Mostly Duke

Milt Jackson

Mostly Duke
  • CAT # OJCCD-968-25

    1. Three Little Words 5:37
    2. Used To Be Jackson 5:25
    3. The Summer Knows 7:09
    4. Main Stem 4:44
    5. Caravan 4:00
    6. Take The "A" Train 3:57
    7. Things Ain't What They Used To Be 4:28
    8. Come Sunday 2:15
    9. Just Squeeze Me (But Don't Tease Me) 2:57

Recorded during the same memorable gig at Ronnie Scott's London club as Memories of Thelonious Sphere Monk (OJCCD-851-2), Mostly Duke continues the hard-swinging fun. Monty Alexander, Ray Brown, and Mickey Roker comprised one of Milt Jackson's favorite rhythm sections. They understood his intensity, his wry humor. They complemented his virtuosity. They empathized with his need to swing, whatever the tempo, whether the piece under examination is Michel Legrand's lovely "The Summer Knows" or Duke Ellington's "Just Squeeze Me." Both of those songs are part of the festivities here, along with additional pieces of Ellingtonia, a cherished standard, and one of Jackson's inimitable medium-up-tempo blues. April 23 and 24, 1982 would have been good nights to be at Ronnie Scott's. This CD is the next best thing.

with Monty Alexander, Ray Brown, Mickey Roker

Find out more about Milt Jackson

RECENT RELATED RELEASE

Concord Music Group released five new titles in its Original Jazz Classics Remasters series.

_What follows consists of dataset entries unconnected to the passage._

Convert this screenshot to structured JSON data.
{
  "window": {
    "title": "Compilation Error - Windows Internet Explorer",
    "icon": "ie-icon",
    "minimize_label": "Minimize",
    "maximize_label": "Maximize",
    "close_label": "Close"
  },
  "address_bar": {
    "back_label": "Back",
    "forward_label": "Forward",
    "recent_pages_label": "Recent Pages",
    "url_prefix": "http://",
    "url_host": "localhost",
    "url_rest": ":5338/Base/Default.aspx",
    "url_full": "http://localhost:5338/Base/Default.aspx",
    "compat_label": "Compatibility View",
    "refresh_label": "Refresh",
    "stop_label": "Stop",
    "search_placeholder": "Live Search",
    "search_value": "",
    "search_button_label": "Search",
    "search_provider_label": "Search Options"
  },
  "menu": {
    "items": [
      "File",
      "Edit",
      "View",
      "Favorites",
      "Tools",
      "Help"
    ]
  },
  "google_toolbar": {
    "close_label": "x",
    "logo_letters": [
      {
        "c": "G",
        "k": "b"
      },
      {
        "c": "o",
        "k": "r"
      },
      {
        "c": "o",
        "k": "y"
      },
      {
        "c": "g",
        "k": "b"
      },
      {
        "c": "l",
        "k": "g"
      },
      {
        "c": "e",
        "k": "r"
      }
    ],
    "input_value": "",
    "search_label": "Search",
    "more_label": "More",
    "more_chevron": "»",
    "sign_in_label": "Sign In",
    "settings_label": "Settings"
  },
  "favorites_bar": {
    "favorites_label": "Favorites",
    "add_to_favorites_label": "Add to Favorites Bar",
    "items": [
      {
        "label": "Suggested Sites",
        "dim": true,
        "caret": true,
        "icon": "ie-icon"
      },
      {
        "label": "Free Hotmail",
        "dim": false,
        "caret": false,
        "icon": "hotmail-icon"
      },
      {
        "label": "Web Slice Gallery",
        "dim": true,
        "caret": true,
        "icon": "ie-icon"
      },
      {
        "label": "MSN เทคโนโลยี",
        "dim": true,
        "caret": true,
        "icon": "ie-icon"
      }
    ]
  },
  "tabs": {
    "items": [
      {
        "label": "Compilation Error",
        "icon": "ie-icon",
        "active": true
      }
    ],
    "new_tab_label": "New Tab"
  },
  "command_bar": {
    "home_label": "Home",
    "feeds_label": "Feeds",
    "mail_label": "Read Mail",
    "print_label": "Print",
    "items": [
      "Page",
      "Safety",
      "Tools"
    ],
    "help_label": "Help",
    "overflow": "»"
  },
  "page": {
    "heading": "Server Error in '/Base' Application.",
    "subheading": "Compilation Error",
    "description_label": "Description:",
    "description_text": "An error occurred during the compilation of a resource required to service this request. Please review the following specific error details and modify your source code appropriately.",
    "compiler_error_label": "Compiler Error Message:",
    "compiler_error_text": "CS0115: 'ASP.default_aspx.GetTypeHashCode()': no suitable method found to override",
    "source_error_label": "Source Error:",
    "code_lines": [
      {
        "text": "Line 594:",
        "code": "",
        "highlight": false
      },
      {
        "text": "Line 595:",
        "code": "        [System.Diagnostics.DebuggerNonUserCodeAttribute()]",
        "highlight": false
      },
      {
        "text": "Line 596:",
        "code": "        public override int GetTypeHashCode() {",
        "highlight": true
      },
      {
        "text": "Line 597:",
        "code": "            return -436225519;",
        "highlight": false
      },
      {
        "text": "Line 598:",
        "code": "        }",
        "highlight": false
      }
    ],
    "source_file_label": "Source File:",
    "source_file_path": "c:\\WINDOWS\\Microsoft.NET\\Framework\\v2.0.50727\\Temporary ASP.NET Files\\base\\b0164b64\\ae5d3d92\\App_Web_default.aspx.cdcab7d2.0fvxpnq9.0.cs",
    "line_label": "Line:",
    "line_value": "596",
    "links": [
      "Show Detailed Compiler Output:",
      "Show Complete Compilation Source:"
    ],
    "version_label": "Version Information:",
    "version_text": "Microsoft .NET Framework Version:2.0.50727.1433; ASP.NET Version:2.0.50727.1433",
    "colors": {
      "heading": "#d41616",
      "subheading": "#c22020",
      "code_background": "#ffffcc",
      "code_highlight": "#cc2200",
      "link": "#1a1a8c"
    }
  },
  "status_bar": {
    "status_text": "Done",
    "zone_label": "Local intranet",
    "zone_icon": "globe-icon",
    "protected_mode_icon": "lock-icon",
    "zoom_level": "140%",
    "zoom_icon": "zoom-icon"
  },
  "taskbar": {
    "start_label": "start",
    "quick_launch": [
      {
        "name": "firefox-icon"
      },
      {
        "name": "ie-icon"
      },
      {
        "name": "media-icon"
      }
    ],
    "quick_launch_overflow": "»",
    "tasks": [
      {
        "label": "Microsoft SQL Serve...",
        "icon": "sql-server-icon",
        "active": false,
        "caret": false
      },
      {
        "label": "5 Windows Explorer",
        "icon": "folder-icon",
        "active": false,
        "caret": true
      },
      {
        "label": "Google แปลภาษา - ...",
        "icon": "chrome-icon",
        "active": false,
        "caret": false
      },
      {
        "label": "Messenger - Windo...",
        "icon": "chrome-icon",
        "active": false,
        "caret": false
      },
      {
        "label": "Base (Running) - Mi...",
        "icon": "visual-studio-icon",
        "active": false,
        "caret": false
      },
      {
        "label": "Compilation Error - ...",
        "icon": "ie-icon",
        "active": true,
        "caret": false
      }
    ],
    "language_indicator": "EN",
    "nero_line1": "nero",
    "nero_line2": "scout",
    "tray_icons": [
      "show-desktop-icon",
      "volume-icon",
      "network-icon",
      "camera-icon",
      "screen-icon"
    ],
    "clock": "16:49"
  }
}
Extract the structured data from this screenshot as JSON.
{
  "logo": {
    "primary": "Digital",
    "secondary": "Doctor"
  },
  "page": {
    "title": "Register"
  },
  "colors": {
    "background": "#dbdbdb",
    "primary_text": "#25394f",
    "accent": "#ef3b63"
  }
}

Enhanced by 24-bit remastering by Joe Tarantino… More

MORE RELEASES FROM MILT JACKSON

Here is Milt Jackson, one of the most soulful and inspired soloists of all time on any instrument and perhaps the most commanding of vibes… More
In 1976 the Modern Jazz Quartet was two years into what would become a seven-year hiatus when the group's outstanding vibist, Milt Jackson, took… More
Centerpiece (At the Kosei Nenkin, vol. 2) is not only a superb companion to vol. 1, but eight of its ten selections are now available for… More
In Soul Believer, Milt Jackson returned to his first love and his first role in music, singing. It had long been known among his peers… More
with Monty Alexander, Ray Brown, John Clayton, Paulinho da Costa, Tommy Flanagan, Billy Higgins, Hubert Laws, Cedar Walton, and others More
Milt Jackson understood and appreciated Thelonious Monk in the 1940s, when Monk was ignored and ridiculed by most musicians. Jackson was one of… More
The gloom implied by the title of this album is nowhere to be found in its contents. An encounter of four masters, Ain't But a Few of Us… More
Milt Jackson's versatility is on display in this 1981 session produced by his close friend of 50 years, bassist Ray Brown. Latin, rock, and… More
In this 1980 session, the incomparable vibaharpist Milt Jackson leads an all-star group in seven excursions through the blues. The album's variety… More
Milt Jackson and Ray Brown went back to 1945 and their apprenticeship with Dizzy Gillespie. They were in the Gillespie sextet that recorded… More
From their first encounter in the late 1960s, Milt Jackson and Monty Alexander found musical compatibility that makes the title of this album… More
Riverside was proud of its acquisition of Milt Jackson, the premier vibraphonist of the day and a prominent member of the Modern Jazz Quartet… More